Peter Lanyon was the only native-born Cornishman among the leading figures of the . He studied at Penzance School of Art 1936-7 and then spent four months at the in 1938. He met Nicholson, Hepworth and Gabo when they arrived in Cornwall at the outbreak of war in 1939, received twice-weekly lessons from Nicholson for a time and was much encouraged by Gabo. He made constructions during the war, but afterwards increasingly developed a based art in both and constructions which provides one of the touchstones of the St Ives approach. The writer and poet David Lewis has recorded how in the years 1950 and 1951 Lanyon 'began a journey into a landscape-seascape experience that became utterly his own and consuming' and quotes Lanyon's own words: 'The sea then became something which was down towards my feet ... as I looked out from the beach. I then walked over the Western Hill ... I lay down and looked over the edge and watched the sea coming in ... I came back ... under the lea and the shelter, and there I sat down in the grass ... the sun began to come out at that time and the grass blew and the sea and the sky became bluer.' Lanyon goes on to describe his ambition to make paintings as 'a recreation of experience in immediacy, a process of being, made now.' This recreation would be through a free gesture 'The mark of hand and arm ... extracted from a soil-based and rooted knowledge.' 'Thermal' with its fluid swirls and strokes of paint, clear light and intense colour, evoking not so much sea, sky and cloud as the artist's sensation of them, is an example of this painting at its most assured. It dates from after Lanyon's discovery of gliding which became a passion, giving him a new view of the landscape he loved. He wrote: 'The experience in "Thermal" does not only refer to glider flight. It belongs to pictures which I have done before e.g. "Bird-Wind" and which are concerned with birds describing the invisible, their flight across cliff faces and their soaring activity ... The picture refers to cloud formation and to a spiral rising activity which is the way a glider rises in an up-current. There is also a reference to storm conditions and down currents. These are all things that arise in connection with thermals.'

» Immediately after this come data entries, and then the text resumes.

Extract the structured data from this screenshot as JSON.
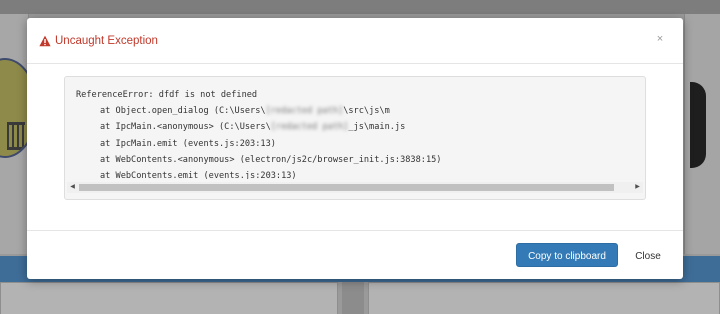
{
  "dialog": {
    "title": "Uncaught Exception",
    "close_glyph": "×",
    "icon": "warning-icon",
    "title_color": "#c0392b"
  },
  "trace": {
    "error": "ReferenceError: dfdf is not defined",
    "lines": [
      {
        "prefix": "at Object.open_dialog (C:\\Users\\",
        "redacted": "[redacted path]",
        "suffix": "\\src\\js\\m"
      },
      {
        "prefix": "at IpcMain.<anonymous> (C:\\Users\\",
        "redacted": "[redacted path]",
        "suffix": "_js\\main.js"
      },
      {
        "prefix": "at IpcMain.emit (events.js:203:13)",
        "redacted": "",
        "suffix": ""
      },
      {
        "prefix": "at WebContents.<anonymous> (electron/js2c/browser_init.js:3838:15)",
        "redacted": "",
        "suffix": ""
      },
      {
        "prefix": "at WebContents.emit (events.js:203:13)",
        "redacted": "",
        "suffix": ""
      }
    ]
  },
  "scrollbar": {
    "left_arrow": "◀",
    "right_arrow": "▶"
  },
  "footer": {
    "copy_label": "Copy to clipboard",
    "close_label": "Close",
    "primary_color": "#337ab7"
  }
}
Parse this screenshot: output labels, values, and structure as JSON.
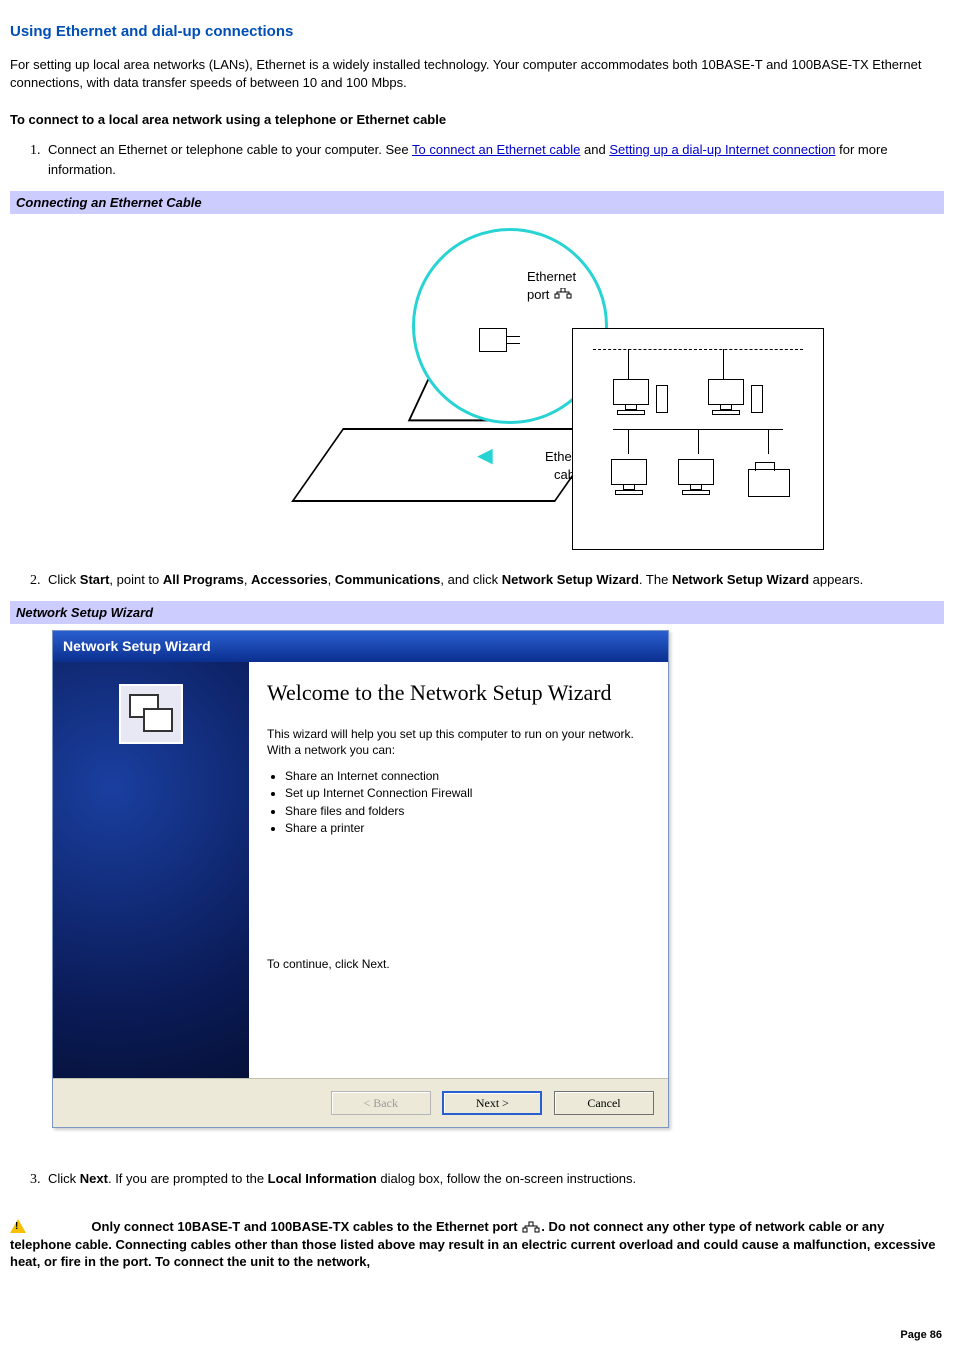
{
  "title": "Using Ethernet and dial-up connections",
  "intro": "For setting up local area networks (LANs), Ethernet is a widely installed technology. Your computer accommodates both 10BASE-T and 100BASE-TX Ethernet connections, with data transfer speeds of between 10 and 100 Mbps.",
  "subheading": "To connect to a local area network using a telephone or Ethernet cable",
  "step1_a": "Connect an Ethernet or telephone cable to your computer. See ",
  "step1_link1": "To connect an Ethernet cable",
  "step1_b": " and ",
  "step1_link2": "Setting up a dial-up Internet connection",
  "step1_c": " for more information.",
  "band1": "Connecting an Ethernet Cable",
  "fig1": {
    "port_label": "Ethernet\nport",
    "cable_label": "Ethernet\ncable"
  },
  "step2_a": "Click ",
  "step2_start": "Start",
  "step2_b": ", point to ",
  "step2_allprog": "All Programs",
  "step2_c": ", ",
  "step2_acc": "Accessories",
  "step2_d": ", ",
  "step2_comm": "Communications",
  "step2_e": ", and click ",
  "step2_nsw": "Network Setup Wizard",
  "step2_f": ". The ",
  "step2_nsw2": "Network Setup Wizard",
  "step2_g": " appears.",
  "band2": "Network Setup Wizard",
  "wizard": {
    "titlebar": "Network Setup Wizard",
    "heading": "Welcome to the Network Setup Wizard",
    "desc": "This wizard will help you set up this computer to run on your network. With a network you can:",
    "bullets": [
      "Share an Internet connection",
      "Set up Internet Connection Firewall",
      "Share files and folders",
      "Share a printer"
    ],
    "continue": "To continue, click Next.",
    "btn_back": "< Back",
    "btn_next": "Next >",
    "btn_cancel": "Cancel"
  },
  "step3_a": "Click ",
  "step3_next": "Next",
  "step3_b": ". If you are prompted to the ",
  "step3_local": "Local Information",
  "step3_c": " dialog box, follow the on-screen instructions.",
  "warning_a": "Only connect 10BASE-T and 100BASE-TX cables to the Ethernet port ",
  "warning_b": ". Do not connect any other type of network cable or any telephone cable. Connecting cables other than those listed above may result in an electric current overload and could cause a malfunction, excessive heat, or fire in the port. To connect the unit to the network,",
  "page": "Page 86"
}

Lanyon had a one-man exhibition in New York in 1957 which was well received and became friends with Mark Rothko, whom he brought to St Ives in 1958. Like others of the St Ives School his work with its emphasis on gesture and the expression of inner feeling in purely terms has much in common with . Lanyon died as a result of a gliding accident in 1964.
Simon Wilson, Tate Gallery: An Illustrated Companion, Tate Gallery, London, revised edition 1991, p.225